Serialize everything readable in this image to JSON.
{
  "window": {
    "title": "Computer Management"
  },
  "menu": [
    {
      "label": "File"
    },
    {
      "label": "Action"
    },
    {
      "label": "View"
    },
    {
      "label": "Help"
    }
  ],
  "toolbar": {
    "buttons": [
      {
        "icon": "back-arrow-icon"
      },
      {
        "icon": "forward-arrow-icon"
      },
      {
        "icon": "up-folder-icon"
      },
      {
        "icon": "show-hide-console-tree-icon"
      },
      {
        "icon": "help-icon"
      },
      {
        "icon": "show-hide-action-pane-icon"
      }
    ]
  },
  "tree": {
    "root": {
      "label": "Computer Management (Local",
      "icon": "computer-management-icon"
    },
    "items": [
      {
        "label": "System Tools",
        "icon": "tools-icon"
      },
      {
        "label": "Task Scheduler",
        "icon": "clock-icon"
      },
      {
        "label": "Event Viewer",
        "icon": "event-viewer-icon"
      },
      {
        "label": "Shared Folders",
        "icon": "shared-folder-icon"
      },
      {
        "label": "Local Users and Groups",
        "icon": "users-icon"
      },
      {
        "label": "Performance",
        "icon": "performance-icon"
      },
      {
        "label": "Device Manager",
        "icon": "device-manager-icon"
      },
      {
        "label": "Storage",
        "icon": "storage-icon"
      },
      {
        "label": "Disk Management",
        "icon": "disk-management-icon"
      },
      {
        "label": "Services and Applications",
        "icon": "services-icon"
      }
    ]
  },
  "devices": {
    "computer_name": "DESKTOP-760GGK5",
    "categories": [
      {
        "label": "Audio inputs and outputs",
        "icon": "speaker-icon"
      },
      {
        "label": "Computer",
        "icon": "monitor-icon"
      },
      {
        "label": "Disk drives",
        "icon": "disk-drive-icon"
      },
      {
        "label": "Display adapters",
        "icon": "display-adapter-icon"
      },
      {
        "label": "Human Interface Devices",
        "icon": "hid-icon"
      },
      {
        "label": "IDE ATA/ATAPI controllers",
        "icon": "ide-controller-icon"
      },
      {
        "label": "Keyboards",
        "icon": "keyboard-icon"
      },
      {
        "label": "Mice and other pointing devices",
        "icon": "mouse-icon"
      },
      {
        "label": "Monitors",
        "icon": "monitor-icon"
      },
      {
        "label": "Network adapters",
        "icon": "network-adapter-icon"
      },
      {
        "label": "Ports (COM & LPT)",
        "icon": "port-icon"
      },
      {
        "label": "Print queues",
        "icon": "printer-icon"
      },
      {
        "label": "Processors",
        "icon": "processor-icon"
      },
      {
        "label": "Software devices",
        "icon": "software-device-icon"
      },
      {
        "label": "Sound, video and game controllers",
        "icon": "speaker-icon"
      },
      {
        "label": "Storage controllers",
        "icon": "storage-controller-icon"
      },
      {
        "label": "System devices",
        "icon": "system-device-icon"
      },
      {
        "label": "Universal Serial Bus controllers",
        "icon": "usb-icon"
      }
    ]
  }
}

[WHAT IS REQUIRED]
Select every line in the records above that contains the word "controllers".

[RESULT OF THIS TASK]
        "label": "IDE ATA/ATAPI controllers",
        "label": "Sound, video and game controllers",
        "label": "Storage controllers",
        "label": "Universal Serial Bus controllers",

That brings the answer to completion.